Fisher G, Kjellstrom T, Kingham S, Hales S, Shresta R. 2007. Health and Air Pollution in New Zealand: Main Report. Wellington: Health Research Council of New Zealand, Ministry for the Environment and Ministry of Transport. 2

Ministry for the Environment. 2010. The Air we Breathe. Retrieved from www.mfe.govt.nz/issues/ air/breathe/nitrogen-dioxide.html (27 January 2010). 3

Ministry of Transport. 2008. Land Transport Rule – Vehicle Exhaust Emissions 2007. Retrieved from www.nzta.govt.nz/resources/rules/vehicle-exhaust-emissions-2007-index.html (27 January 2010). 4

Ministry of Transport. 2009. Visible smoke check. Retrieved from www.transport.govt.nz/ legislation/VisibleSmokeCheck/ (27 January 2010). 5

Ministry of Economic Development. 2010. Engine Fuel Quality. Retrieved from www.med.govt.nz/ templates/StandardSummary____350.aspx (27 January 2010).

6

Hughey KFD, Kerr GN, Cullen R. 2008. Public Perceptions of New Zealand’s Environment: 2008. Christchurch: EOS Ecology.

7

Hawke’s Bay Regional Council. Unpublished. Carbon monoxide and nitrogen dioxide data. Data provided to the Ministry for the Environment for the purpose of this environmental report card. 8

Auckland Regional Council. Unpublished. Carbon monoxide, nitrogen dioxide, sulphur dioxide and ozone data. Data provided to the Ministry for the Environment for the purpose of this environmental report card.

9

Environment Canterbury. Unpublished. Carbon monoxide, nitrogen dioxide, sulphur dioxide and ozone data. Data provided to the Ministry for the Environment for the purpose of this environmental report card. 10

Environment Bay of Plenty. Unpublished. Carbon monoxide and sulphur dioxide data. Data provided to the Ministry for the Environment for the purpose of this environmental report card.

11

Greater Wellington Regional Council. Unpublished. Carbon monoxide and nitrogen dioxide data. Data provided to the Ministry for the Environment for the purpose of this environmental report card. 12

Ministry for the Environment. 2009b. Vehicle Kilometres Travelled by Road. Wellington: Ministry for the Environment.

13

14

Ministry of Economic Development. 2005. The New Zealand Fuel Market and Vehicle Fleet. Retrieved from www.med.govt.nz/templates/MultipageDocumentPage____10297.aspx (15 February 2010). 14

Environment Waikato. Unpublished. Ozone data. Data provided to the Ministry for the Environment for the purpose of this environmental report card. 15

Xie S, Fisher G, Gimson N. 2004. Review of Ozone, Hydrocarbons and Visibility Monitoring in Auckland. Auckland: National Institute of Water and Atmospheric Research.

16

Northland Regional Council. Unpublished. Sulphur dioxide data. Data provided to the Ministry for the Environment for the purpose of this environmental report card. 17

18

Gibson A. 2010. Insulation Subsidies Prove Hot. New Zealand Herald. 8 February 2010. p 5.

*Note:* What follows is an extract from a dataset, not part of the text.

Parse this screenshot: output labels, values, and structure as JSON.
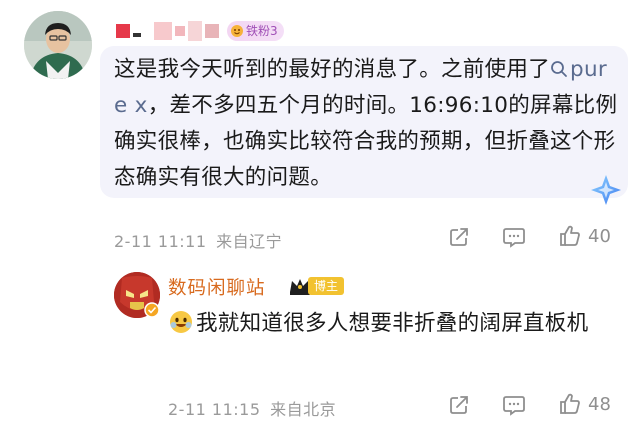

Energy Efficiency and Conservation Authority. Unpublished. Warm up New Zealand multi-year appropriation targets and funding.

19

FOR MORE INFORMATION: • about the state of New Zealand’s environment see www.mfe.govt.nz/environmental-reporting • about the Ministry for the Environment’s reporting on New Zealand’s air quality contact Josh Fyfe at [email protected] The national environmental reporting programme is committed to improving the quality, consistency and coverage of environmental data in New Zealand.

Published in May 2010 by the Ministry for the Environment, Manatu¯ Mo¯ Te Taiao, PO Box 10362, Wellington 6143, New Zealand